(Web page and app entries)
== Segment start ==

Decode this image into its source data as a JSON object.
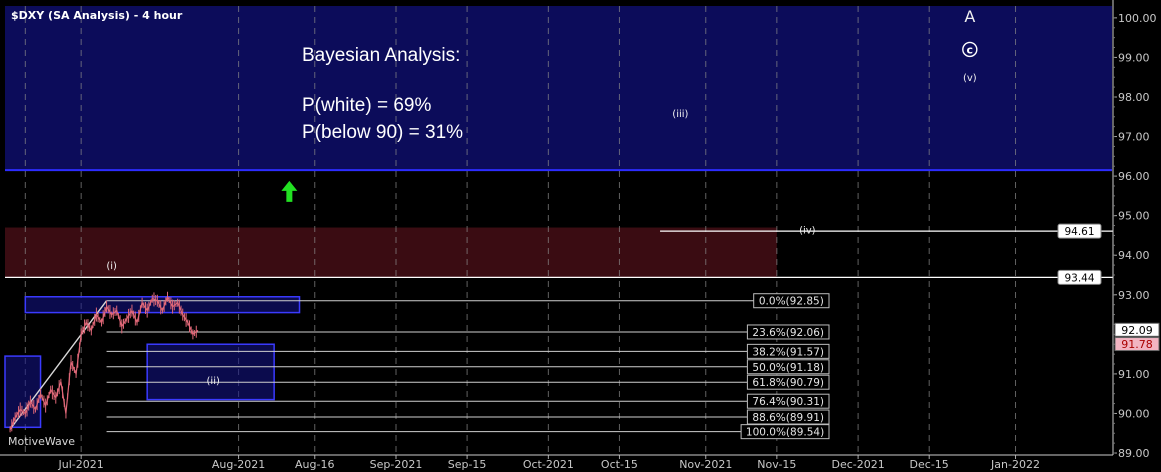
{
  "window": {
    "title": "$DXY (SA Analysis) - 4 hour",
    "watermark": "MotiveWave"
  },
  "annotation": {
    "heading": "Bayesian Analysis:",
    "line1": "P(white) = 69%",
    "line2": "P(below 90) = 31%"
  },
  "colors": {
    "background": "#000000",
    "blue_zone": "#0c0c5a",
    "red_zone": "#3a0c12",
    "grid": "#8a8a8a",
    "price": "#e06878",
    "white_line": "#ffffff",
    "box_border": "#3a3aff",
    "arrow": "#22e022"
  },
  "chart_data": {
    "type": "line",
    "symbol": "$DXY",
    "timeframe": "4 hour",
    "x_ticks": [
      "Jul-2021",
      "Aug-2021",
      "Aug-16",
      "Sep-2021",
      "Sep-15",
      "Oct-2021",
      "Oct-15",
      "Nov-2021",
      "Nov-15",
      "Dec-2021",
      "Dec-15",
      "Jan-2022"
    ],
    "y_ticks": [
      "100.00",
      "99.00",
      "98.00",
      "97.00",
      "96.00",
      "95.00",
      "94.00",
      "93.00",
      "91.00",
      "90.00",
      "89.00"
    ],
    "ylim": [
      88.95,
      100.3
    ],
    "price_series": [
      [
        "2021-06-17",
        89.6
      ],
      [
        "2021-06-18",
        89.9
      ],
      [
        "2021-06-19",
        90.1
      ],
      [
        "2021-06-20",
        90.0
      ],
      [
        "2021-06-21",
        90.3
      ],
      [
        "2021-06-22",
        90.1
      ],
      [
        "2021-06-23",
        90.5
      ],
      [
        "2021-06-24",
        90.2
      ],
      [
        "2021-06-25",
        90.6
      ],
      [
        "2021-06-26",
        90.4
      ],
      [
        "2021-06-27",
        90.8
      ],
      [
        "2021-06-28",
        90.0
      ],
      [
        "2021-06-29",
        91.3
      ],
      [
        "2021-06-30",
        91.0
      ],
      [
        "2021-07-01",
        92.0
      ],
      [
        "2021-07-02",
        92.3
      ],
      [
        "2021-07-03",
        92.1
      ],
      [
        "2021-07-04",
        92.5
      ],
      [
        "2021-07-05",
        92.3
      ],
      [
        "2021-07-06",
        92.7
      ],
      [
        "2021-07-07",
        92.5
      ],
      [
        "2021-07-08",
        92.6
      ],
      [
        "2021-07-09",
        92.2
      ],
      [
        "2021-07-10",
        92.4
      ],
      [
        "2021-07-11",
        92.6
      ],
      [
        "2021-07-12",
        92.3
      ],
      [
        "2021-07-13",
        92.8
      ],
      [
        "2021-07-14",
        92.6
      ],
      [
        "2021-07-15",
        92.9
      ],
      [
        "2021-07-16",
        92.85
      ],
      [
        "2021-07-17",
        92.6
      ],
      [
        "2021-07-18",
        92.95
      ],
      [
        "2021-07-19",
        92.7
      ],
      [
        "2021-07-20",
        92.8
      ],
      [
        "2021-07-21",
        92.5
      ],
      [
        "2021-07-22",
        92.3
      ],
      [
        "2021-07-23",
        92.0
      ],
      [
        "2021-07-24",
        92.1
      ]
    ],
    "wave_labels": [
      {
        "text": "A",
        "date": "2021-12-23",
        "y": 99.9
      },
      {
        "text": "c",
        "date": "2021-12-23",
        "y": 99.1
      },
      {
        "text": "(v)",
        "date": "2021-12-23",
        "y": 98.4
      },
      {
        "text": "(iii)",
        "date": "2021-10-27",
        "y": 97.5
      },
      {
        "text": "(iv)",
        "date": "2021-11-21",
        "y": 94.55
      },
      {
        "text": "(i)",
        "date": "2021-07-07",
        "y": 93.65
      },
      {
        "text": "(ii)",
        "date": "2021-07-27",
        "y": 90.75
      }
    ],
    "horizontal_lines": [
      {
        "value": 93.44,
        "label": "93.44",
        "from": "2021-06-16"
      },
      {
        "value": 94.61,
        "label": "94.61",
        "from": "2021-10-23"
      }
    ],
    "fib_levels": [
      {
        "label": "0.0%(92.85)",
        "value": 92.85
      },
      {
        "label": "23.6%(92.06)",
        "value": 92.06
      },
      {
        "label": "38.2%(91.57)",
        "value": 91.57
      },
      {
        "label": "50.0%(91.18)",
        "value": 91.18
      },
      {
        "label": "61.8%(90.79)",
        "value": 90.79
      },
      {
        "label": "76.4%(90.31)",
        "value": 90.31
      },
      {
        "label": "88.6%(89.91)",
        "value": 89.91
      },
      {
        "label": "100.0%(89.54)",
        "value": 89.54
      }
    ],
    "price_labels": [
      {
        "text": "92.09",
        "value": 92.09
      },
      {
        "text": "91.78",
        "value": 91.78
      }
    ],
    "zones": [
      {
        "kind": "blue",
        "y0": 96.15,
        "y1": 100.3,
        "x0": "2021-06-16",
        "x1": "2022-01-20"
      },
      {
        "kind": "red",
        "y0": 93.45,
        "y1": 94.7,
        "x0": "2021-06-16",
        "x1": "2021-11-15"
      }
    ],
    "boxes": [
      {
        "y0": 92.55,
        "y1": 92.95,
        "x0": "2021-06-20",
        "x1": "2021-08-13"
      },
      {
        "y0": 90.35,
        "y1": 91.75,
        "x0": "2021-07-14",
        "x1": "2021-08-08"
      },
      {
        "y0": 89.65,
        "y1": 91.45,
        "x0": "2021-06-16",
        "x1": "2021-06-23"
      }
    ],
    "trend_line": [
      [
        "2021-06-17",
        89.6
      ],
      [
        "2021-07-06",
        92.85
      ]
    ],
    "arrow": {
      "date": "2021-08-11",
      "y": 95.6,
      "direction": "up"
    }
  }
}
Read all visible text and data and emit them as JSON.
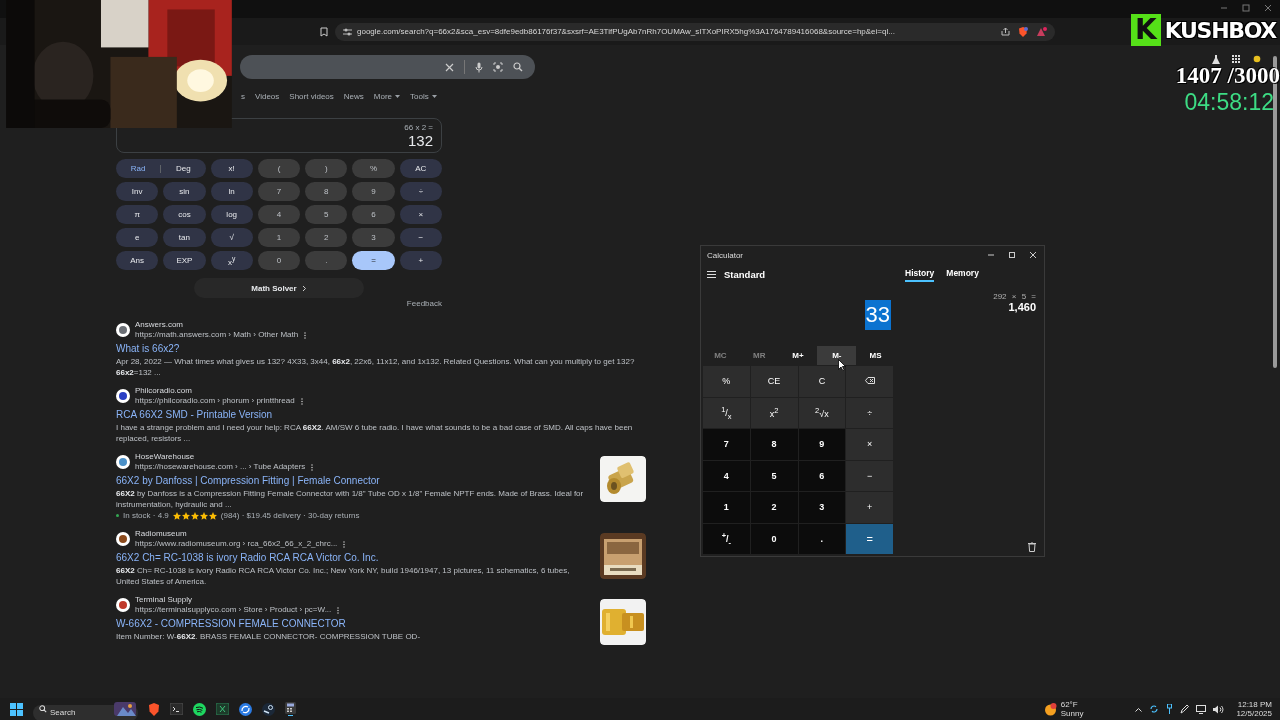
{
  "browser": {
    "url": "google.com/search?q=66x2&sca_esv=8dfe9edb86176f37&sxsrf=AE3TifPUgAb7nRh7OUMAw_sITXoPIRX5hg%3A1764789416068&source=hp&ei=ql..."
  },
  "google": {
    "tabs": [
      {
        "label": "s",
        "selected": false,
        "menu": false
      },
      {
        "label": "Videos",
        "selected": false,
        "menu": false
      },
      {
        "label": "Short videos",
        "selected": false,
        "menu": false
      },
      {
        "label": "News",
        "selected": false,
        "menu": false
      },
      {
        "label": "More",
        "selected": false,
        "menu": true
      },
      {
        "label": "Tools",
        "selected": false,
        "menu": true
      }
    ],
    "calculator": {
      "expression": "66 x 2 =",
      "result": "132",
      "angle_modes": [
        {
          "label": "Rad",
          "selected": true
        },
        {
          "label": "Deg",
          "selected": false
        }
      ],
      "keys": [
        {
          "label": "x!",
          "kind": "fn"
        },
        {
          "label": "(",
          "kind": "num"
        },
        {
          "label": ")",
          "kind": "num"
        },
        {
          "label": "%",
          "kind": "num"
        },
        {
          "label": "AC",
          "kind": "fn"
        },
        {
          "label": "Inv",
          "kind": "fn"
        },
        {
          "label": "sin",
          "kind": "fn"
        },
        {
          "label": "ln",
          "kind": "fn"
        },
        {
          "label": "7",
          "kind": "num"
        },
        {
          "label": "8",
          "kind": "num"
        },
        {
          "label": "9",
          "kind": "num"
        },
        {
          "label": "÷",
          "kind": "fn"
        },
        {
          "label": "π",
          "kind": "fn"
        },
        {
          "label": "cos",
          "kind": "fn"
        },
        {
          "label": "log",
          "kind": "fn"
        },
        {
          "label": "4",
          "kind": "num"
        },
        {
          "label": "5",
          "kind": "num"
        },
        {
          "label": "6",
          "kind": "num"
        },
        {
          "label": "×",
          "kind": "fn"
        },
        {
          "label": "e",
          "kind": "fn"
        },
        {
          "label": "tan",
          "kind": "fn"
        },
        {
          "label": "√",
          "kind": "fn"
        },
        {
          "label": "1",
          "kind": "num"
        },
        {
          "label": "2",
          "kind": "num"
        },
        {
          "label": "3",
          "kind": "num"
        },
        {
          "label": "−",
          "kind": "fn"
        },
        {
          "label": "Ans",
          "kind": "fn"
        },
        {
          "label": "EXP",
          "kind": "fn"
        },
        {
          "label": "x$^{y}$",
          "kind": "fn"
        },
        {
          "label": "0",
          "kind": "num"
        },
        {
          "label": ".",
          "kind": "num"
        },
        {
          "label": "=",
          "kind": "eq"
        },
        {
          "label": "+",
          "kind": "fn"
        }
      ],
      "math_solver": "Math Solver",
      "feedback": "Feedback"
    },
    "results": [
      {
        "site": "Answers.com",
        "url": "https://math.answers.com › Math › Other Math",
        "title": "What is 66x2?",
        "snippet": "Apr 28, 2022 — What times what gives us 132? 4X33, 3x44, **66x2**, 22x6, 11x12, and 1x132. Related Questions. What can you multiply to get 132? **66x2**=132 ...",
        "picture": false
      },
      {
        "site": "Philcoradio.com",
        "url": "https://philcoradio.com › phorum › printthread",
        "title": "RCA 66X2 SMD - Printable Version",
        "snippet": "I have a strange problem and I need your help: RCA **66X2**. AM/SW 6 tube radio. I have what sounds to be a bad case of SMD. All caps have been replaced, resistors ...",
        "picture": false
      },
      {
        "site": "HoseWarehouse",
        "url": "https://hosewarehouse.com › ... › Tube Adapters",
        "title": "66X2 by Danfoss | Compression Fitting | Female Connector",
        "snippet": "**66X2** by Danfoss is a Compression Fitting Female Connector with 1/8\" Tube OD x 1/8\" Female NPTF ends. Made of Brass. Ideal for instrumentation, hydraulic and ...",
        "picture": true,
        "rating": {
          "status": "In stock · 4.9",
          "stars": 5,
          "details": "(984) · $19.45 delivery · 30-day returns"
        }
      },
      {
        "site": "Radiomuseum",
        "url": "https://www.radiomuseum.org › rca_66x2_66_x_2_chrc...",
        "title": "66X2 Ch= RC-1038 is ivory Radio RCA RCA Victor Co. Inc.",
        "snippet": "**66X2** Ch= RC-1038 is ivory Radio RCA RCA Victor Co. Inc.; New York NY, build 1946/1947, 13 pictures, 11 schematics, 6 tubes, United States of America.",
        "picture": true
      },
      {
        "site": "Terminal Supply",
        "url": "https://terminalsupplyco.com › Store › Product › pc=W...",
        "title": "W-66X2 - COMPRESSION FEMALE CONNECTOR",
        "snippet": "Item Number: W-**66X2**. BRASS FEMALE CONNECTOR- COMPRESSION TUBE OD-",
        "picture": true
      }
    ]
  },
  "calculator_app": {
    "title": "Calculator",
    "mode": "Standard",
    "panel_tabs": [
      {
        "label": "History",
        "selected": true
      },
      {
        "label": "Memory",
        "selected": false
      }
    ],
    "display": "33",
    "display_selected": true,
    "memory_keys": [
      {
        "label": "MC",
        "disabled": true,
        "hovered": false
      },
      {
        "label": "MR",
        "disabled": true,
        "hovered": false
      },
      {
        "label": "M+",
        "disabled": false,
        "hovered": false
      },
      {
        "label": "M-",
        "disabled": false,
        "hovered": true
      },
      {
        "label": "MS",
        "disabled": false,
        "hovered": false
      }
    ],
    "keys": [
      {
        "label": "%",
        "kind": "op"
      },
      {
        "label": "CE",
        "kind": "op"
      },
      {
        "label": "C",
        "kind": "op"
      },
      {
        "kind": "backspace"
      },
      {
        "label": "$^{1}$/$_{x}$",
        "kind": "op"
      },
      {
        "label": "x$^{2}$",
        "kind": "op"
      },
      {
        "label": "$^{2}$√x",
        "kind": "op"
      },
      {
        "label": "÷",
        "kind": "op"
      },
      {
        "label": "7",
        "kind": "digit"
      },
      {
        "label": "8",
        "kind": "digit"
      },
      {
        "label": "9",
        "kind": "digit"
      },
      {
        "label": "×",
        "kind": "op"
      },
      {
        "label": "4",
        "kind": "digit"
      },
      {
        "label": "5",
        "kind": "digit"
      },
      {
        "label": "6",
        "kind": "digit"
      },
      {
        "label": "−",
        "kind": "op"
      },
      {
        "label": "1",
        "kind": "digit"
      },
      {
        "label": "2",
        "kind": "digit"
      },
      {
        "label": "3",
        "kind": "digit"
      },
      {
        "label": "+",
        "kind": "op"
      },
      {
        "label": "$^{+}$/$_{-}$",
        "kind": "digit"
      },
      {
        "label": "0",
        "kind": "digit"
      },
      {
        "label": ".",
        "kind": "digit"
      },
      {
        "label": "=",
        "kind": "equals"
      }
    ],
    "history": [
      {
        "expression": "292 × 5 =",
        "result": "1,460"
      }
    ]
  },
  "overlay": {
    "logo_mark": "K",
    "brand": "KUSHBOX",
    "count": "1407 /3000",
    "timer": "04:58:12"
  },
  "taskbar": {
    "search_placeholder": "Search",
    "weather": {
      "temperature": "62°F",
      "condition": "Sunny"
    },
    "time": "12:18 PM",
    "date": "12/5/2025"
  }
}
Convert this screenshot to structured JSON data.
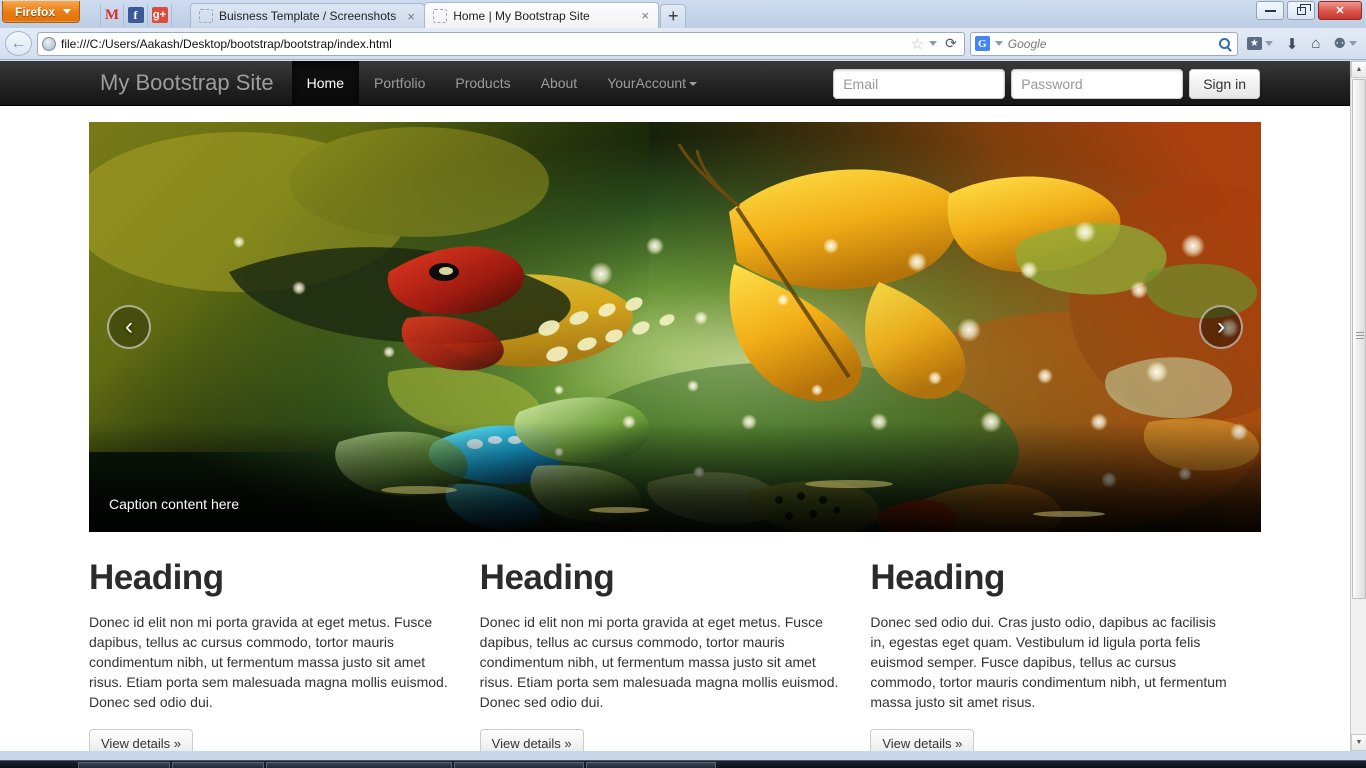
{
  "browser": {
    "firefox_button": "Firefox",
    "app_icons": [
      {
        "name": "gmail-icon",
        "glyph": "M"
      },
      {
        "name": "facebook-icon",
        "glyph": "f"
      },
      {
        "name": "googleplus-icon",
        "glyph": "g+"
      }
    ],
    "tabs": [
      {
        "title": "Buisness Template / Screenshots",
        "active": false,
        "close": "×"
      },
      {
        "title": "Home | My Bootstrap Site",
        "active": true,
        "close": "×"
      }
    ],
    "newtab_label": "+",
    "window_buttons": {
      "minimize": "minimize",
      "restore": "restore",
      "close": "✕"
    },
    "back_glyph": "←",
    "url": "file:///C:/Users/Aakash/Desktop/bootstrap/bootstrap/index.html",
    "star_glyph": "☆",
    "reload_glyph": "⟳",
    "search_engine": "G",
    "search_placeholder": "Google",
    "toolbar_icons": [
      "bookmarks-icon",
      "downloads-icon",
      "home-icon",
      "extension-icon"
    ]
  },
  "site": {
    "brand": "My Bootstrap Site",
    "nav": [
      {
        "label": "Home",
        "active": true,
        "caret": false
      },
      {
        "label": "Portfolio",
        "active": false,
        "caret": false
      },
      {
        "label": "Products",
        "active": false,
        "caret": false
      },
      {
        "label": "About",
        "active": false,
        "caret": false
      },
      {
        "label": "YourAccount",
        "active": false,
        "caret": true
      }
    ],
    "login": {
      "email_placeholder": "Email",
      "email_value": "",
      "password_placeholder": "Password",
      "password_value": "",
      "signin_label": "Sign in"
    },
    "carousel": {
      "caption": "Caption content here",
      "prev_glyph": "‹",
      "next_glyph": "›",
      "image_description": "butterflies over green water with bokeh lights"
    },
    "columns": [
      {
        "heading": "Heading",
        "body": "Donec id elit non mi porta gravida at eget metus. Fusce dapibus, tellus ac cursus commodo, tortor mauris condimentum nibh, ut fermentum massa justo sit amet risus. Etiam porta sem malesuada magna mollis euismod. Donec sed odio dui.",
        "button": "View details »"
      },
      {
        "heading": "Heading",
        "body": "Donec id elit non mi porta gravida at eget metus. Fusce dapibus, tellus ac cursus commodo, tortor mauris condimentum nibh, ut fermentum massa justo sit amet risus. Etiam porta sem malesuada magna mollis euismod. Donec sed odio dui.",
        "button": "View details »"
      },
      {
        "heading": "Heading",
        "body": "Donec sed odio dui. Cras justo odio, dapibus ac facilisis in, egestas eget quam. Vestibulum id ligula porta felis euismod semper. Fusce dapibus, tellus ac cursus commodo, tortor mauris condimentum nibh, ut fermentum massa justo sit amet risus.",
        "button": "View details »"
      }
    ]
  },
  "scrollbar": {
    "up_glyph": "▲",
    "down_glyph": "▼"
  },
  "colors": {
    "firefox_orange": "#e87b12",
    "navbar_dark": "#222222",
    "nav_link": "#9d9d9d",
    "page_bg": "#ffffff"
  }
}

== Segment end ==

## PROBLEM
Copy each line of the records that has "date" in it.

## THE ANSWER
        "date": "2021-12-23",
        "date": "2021-12-23",
        "date": "2021-12-23",
        "date": "2021-10-27",
        "date": "2021-11-21",
        "date": "2021-07-07",
        "date": "2021-07-27",
      "date": "2021-08-11",
    "date": "12/5/2025"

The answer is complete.